EXERCISE DATA Start Marker

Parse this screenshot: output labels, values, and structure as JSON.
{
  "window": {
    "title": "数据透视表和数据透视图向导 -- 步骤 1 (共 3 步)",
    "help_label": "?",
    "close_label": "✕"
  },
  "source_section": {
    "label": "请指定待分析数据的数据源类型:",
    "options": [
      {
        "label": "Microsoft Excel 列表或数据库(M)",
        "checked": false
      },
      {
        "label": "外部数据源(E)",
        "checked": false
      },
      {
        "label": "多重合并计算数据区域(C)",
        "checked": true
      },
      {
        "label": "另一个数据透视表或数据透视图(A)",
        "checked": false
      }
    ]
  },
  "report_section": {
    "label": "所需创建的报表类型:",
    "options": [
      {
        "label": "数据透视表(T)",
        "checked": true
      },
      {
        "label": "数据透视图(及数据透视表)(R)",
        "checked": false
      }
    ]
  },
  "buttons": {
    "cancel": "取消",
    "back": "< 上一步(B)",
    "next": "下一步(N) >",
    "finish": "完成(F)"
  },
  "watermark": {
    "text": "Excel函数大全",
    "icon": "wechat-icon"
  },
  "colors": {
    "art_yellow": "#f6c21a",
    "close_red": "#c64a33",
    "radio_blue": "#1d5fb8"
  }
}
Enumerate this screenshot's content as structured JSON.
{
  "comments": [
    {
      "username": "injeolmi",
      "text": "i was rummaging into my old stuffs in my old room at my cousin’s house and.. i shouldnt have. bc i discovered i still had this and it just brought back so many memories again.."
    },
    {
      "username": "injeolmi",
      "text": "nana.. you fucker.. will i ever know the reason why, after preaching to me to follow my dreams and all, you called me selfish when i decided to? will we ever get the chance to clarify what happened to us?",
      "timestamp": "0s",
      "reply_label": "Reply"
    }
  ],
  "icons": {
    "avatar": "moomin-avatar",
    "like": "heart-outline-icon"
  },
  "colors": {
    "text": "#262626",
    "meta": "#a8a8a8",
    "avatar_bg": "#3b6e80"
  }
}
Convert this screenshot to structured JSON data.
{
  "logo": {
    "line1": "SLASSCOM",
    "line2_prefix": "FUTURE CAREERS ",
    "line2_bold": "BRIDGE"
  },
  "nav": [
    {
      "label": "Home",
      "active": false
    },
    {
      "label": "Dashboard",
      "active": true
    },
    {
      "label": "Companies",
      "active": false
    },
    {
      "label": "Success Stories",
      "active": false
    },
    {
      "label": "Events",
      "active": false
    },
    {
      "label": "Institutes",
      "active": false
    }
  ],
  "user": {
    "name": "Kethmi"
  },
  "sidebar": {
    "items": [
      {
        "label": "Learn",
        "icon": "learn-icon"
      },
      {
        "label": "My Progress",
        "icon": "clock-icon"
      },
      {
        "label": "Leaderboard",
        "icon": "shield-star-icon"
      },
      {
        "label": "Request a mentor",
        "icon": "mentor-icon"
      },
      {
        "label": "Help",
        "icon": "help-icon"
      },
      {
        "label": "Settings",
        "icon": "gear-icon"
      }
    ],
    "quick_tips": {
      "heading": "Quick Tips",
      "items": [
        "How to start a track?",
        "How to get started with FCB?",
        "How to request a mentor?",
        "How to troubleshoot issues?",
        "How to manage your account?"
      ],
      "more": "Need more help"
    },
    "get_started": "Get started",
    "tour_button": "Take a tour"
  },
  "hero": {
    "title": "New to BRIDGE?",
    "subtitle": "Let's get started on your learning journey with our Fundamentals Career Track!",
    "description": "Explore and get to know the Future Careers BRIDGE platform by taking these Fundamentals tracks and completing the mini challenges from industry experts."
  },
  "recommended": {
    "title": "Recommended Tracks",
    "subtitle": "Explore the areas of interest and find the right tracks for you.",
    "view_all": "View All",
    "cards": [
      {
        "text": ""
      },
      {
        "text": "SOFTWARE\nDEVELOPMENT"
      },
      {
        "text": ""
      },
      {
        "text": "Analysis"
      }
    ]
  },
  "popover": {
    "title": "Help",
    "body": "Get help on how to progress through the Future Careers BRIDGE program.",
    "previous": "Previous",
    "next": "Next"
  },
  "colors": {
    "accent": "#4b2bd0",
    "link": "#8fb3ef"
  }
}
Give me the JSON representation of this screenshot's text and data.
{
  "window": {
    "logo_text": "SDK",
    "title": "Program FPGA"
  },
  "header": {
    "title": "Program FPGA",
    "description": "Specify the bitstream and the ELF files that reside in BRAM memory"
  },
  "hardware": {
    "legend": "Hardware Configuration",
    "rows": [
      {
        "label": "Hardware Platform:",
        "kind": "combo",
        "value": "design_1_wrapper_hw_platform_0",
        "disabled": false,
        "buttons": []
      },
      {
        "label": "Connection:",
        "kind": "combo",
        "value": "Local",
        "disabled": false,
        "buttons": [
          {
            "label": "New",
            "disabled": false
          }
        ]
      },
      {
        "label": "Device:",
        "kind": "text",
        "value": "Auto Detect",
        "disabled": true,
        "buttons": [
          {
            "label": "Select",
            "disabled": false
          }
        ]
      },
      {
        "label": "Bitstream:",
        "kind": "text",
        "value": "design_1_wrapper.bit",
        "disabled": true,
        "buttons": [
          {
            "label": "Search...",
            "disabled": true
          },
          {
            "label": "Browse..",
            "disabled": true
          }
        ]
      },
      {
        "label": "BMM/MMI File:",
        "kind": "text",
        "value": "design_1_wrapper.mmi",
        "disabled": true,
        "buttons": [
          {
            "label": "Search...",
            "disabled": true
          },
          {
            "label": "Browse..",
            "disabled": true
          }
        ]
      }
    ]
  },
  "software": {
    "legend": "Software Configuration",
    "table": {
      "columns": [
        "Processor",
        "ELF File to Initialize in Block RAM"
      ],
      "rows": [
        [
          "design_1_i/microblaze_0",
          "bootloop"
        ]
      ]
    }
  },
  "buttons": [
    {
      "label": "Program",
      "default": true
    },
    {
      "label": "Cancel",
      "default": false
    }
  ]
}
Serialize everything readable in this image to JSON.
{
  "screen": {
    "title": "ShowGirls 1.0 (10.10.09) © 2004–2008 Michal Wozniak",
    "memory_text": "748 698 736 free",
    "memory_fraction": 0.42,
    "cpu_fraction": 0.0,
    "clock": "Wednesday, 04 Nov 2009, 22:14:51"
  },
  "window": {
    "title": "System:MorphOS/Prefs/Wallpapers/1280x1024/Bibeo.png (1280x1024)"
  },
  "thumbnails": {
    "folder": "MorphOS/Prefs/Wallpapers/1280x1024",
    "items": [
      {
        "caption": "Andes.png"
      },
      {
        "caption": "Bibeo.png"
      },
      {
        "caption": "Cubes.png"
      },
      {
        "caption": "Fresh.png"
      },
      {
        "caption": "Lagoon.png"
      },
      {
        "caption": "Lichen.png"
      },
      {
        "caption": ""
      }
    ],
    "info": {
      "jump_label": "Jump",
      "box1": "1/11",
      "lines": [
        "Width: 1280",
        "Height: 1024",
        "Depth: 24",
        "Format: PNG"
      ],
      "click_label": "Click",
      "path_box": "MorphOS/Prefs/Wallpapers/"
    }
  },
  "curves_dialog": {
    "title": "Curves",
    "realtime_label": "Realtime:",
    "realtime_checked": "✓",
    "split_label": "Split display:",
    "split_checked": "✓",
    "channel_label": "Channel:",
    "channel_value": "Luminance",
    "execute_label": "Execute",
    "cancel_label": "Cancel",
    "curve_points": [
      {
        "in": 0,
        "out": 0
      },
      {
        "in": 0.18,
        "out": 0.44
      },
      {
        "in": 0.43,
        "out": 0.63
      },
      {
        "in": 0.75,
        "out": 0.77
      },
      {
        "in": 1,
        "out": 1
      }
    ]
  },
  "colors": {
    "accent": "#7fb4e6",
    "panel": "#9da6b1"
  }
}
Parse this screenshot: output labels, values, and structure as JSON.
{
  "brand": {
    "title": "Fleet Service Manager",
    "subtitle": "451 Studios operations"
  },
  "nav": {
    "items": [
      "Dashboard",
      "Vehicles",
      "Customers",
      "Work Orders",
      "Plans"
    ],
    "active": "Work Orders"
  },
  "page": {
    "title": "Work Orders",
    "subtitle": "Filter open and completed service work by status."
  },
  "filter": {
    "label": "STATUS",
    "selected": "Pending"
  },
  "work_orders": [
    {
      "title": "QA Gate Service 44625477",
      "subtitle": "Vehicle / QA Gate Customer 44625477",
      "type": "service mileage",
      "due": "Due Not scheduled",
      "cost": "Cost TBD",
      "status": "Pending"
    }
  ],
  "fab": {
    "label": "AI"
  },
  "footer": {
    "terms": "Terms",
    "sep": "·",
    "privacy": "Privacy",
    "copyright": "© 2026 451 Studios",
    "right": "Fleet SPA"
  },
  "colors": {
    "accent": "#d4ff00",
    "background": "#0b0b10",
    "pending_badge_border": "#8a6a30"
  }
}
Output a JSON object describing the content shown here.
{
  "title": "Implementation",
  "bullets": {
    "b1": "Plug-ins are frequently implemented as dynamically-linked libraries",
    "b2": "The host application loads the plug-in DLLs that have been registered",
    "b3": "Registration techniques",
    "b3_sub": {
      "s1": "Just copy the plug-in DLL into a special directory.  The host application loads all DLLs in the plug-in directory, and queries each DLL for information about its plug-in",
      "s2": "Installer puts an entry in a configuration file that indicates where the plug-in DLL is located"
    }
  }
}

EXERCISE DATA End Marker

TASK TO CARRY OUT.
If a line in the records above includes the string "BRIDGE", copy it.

RESPONSE.
    "line2_bold": "BRIDGE"
    "title": "New to BRIDGE?",
    "description": "Explore and get to know the Future Careers BRIDGE platform by taking these Fundamentals tracks and completing the mini challenges from industry experts."
    "body": "Get help on how to progress through the Future Careers BRIDGE program.",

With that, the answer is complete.